The following are some arguments that seem to me to be keeping faith with materialism but not with science:

-Social Darwinism

-Marxist conceptions of human nature

-the transspermia theory that Francis Crick and others adopted

- the belief that the first living cells were planted on our planet by alien lifeforms (alien lifeforms would still be denizens of the natural world so Crick avoids the difficulty of dealing with the complexity of life without breaking faith with materialism, through pure imagination, and this is sometimes called science because irresponsible people keep conflating science with materialism).

-The authors of Rare Earth , convinced that the earth is so finetuned for life that indeed life on earth is the only life in the universe, keep faith with materialism nevertheless by postulating that in the future mankind developes so much that they go back and seed themselves, or something preposterous like that. The bottom line is there is no empirical evidence and this is not science but science fiction and such things often masquerade as science.

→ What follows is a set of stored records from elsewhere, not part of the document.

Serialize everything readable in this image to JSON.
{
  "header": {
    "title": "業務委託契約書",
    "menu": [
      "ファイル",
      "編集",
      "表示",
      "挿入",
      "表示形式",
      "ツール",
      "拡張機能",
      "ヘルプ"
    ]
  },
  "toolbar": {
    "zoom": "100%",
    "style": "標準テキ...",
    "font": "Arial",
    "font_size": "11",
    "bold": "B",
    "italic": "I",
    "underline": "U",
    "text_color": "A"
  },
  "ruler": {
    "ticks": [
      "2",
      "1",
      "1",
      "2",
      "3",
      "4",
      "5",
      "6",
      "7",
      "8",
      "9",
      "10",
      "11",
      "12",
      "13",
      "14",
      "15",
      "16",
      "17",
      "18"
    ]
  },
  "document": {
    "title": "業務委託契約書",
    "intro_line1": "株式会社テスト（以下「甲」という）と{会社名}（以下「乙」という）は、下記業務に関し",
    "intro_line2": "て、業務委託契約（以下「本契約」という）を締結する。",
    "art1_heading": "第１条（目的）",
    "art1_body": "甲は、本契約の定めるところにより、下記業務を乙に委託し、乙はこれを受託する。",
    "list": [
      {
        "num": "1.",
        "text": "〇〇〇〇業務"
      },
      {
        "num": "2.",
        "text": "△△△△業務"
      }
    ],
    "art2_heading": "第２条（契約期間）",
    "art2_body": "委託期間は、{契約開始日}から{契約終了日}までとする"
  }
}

-The theories of alternate universes- speculation that is ingratiating to materialism but unsupported by science.Science and materialism should be clearly distinguished so that scientists can do their work without unnecessary associations and consequent hassles with trieing to fight materialisms battles for it on non empirical bases.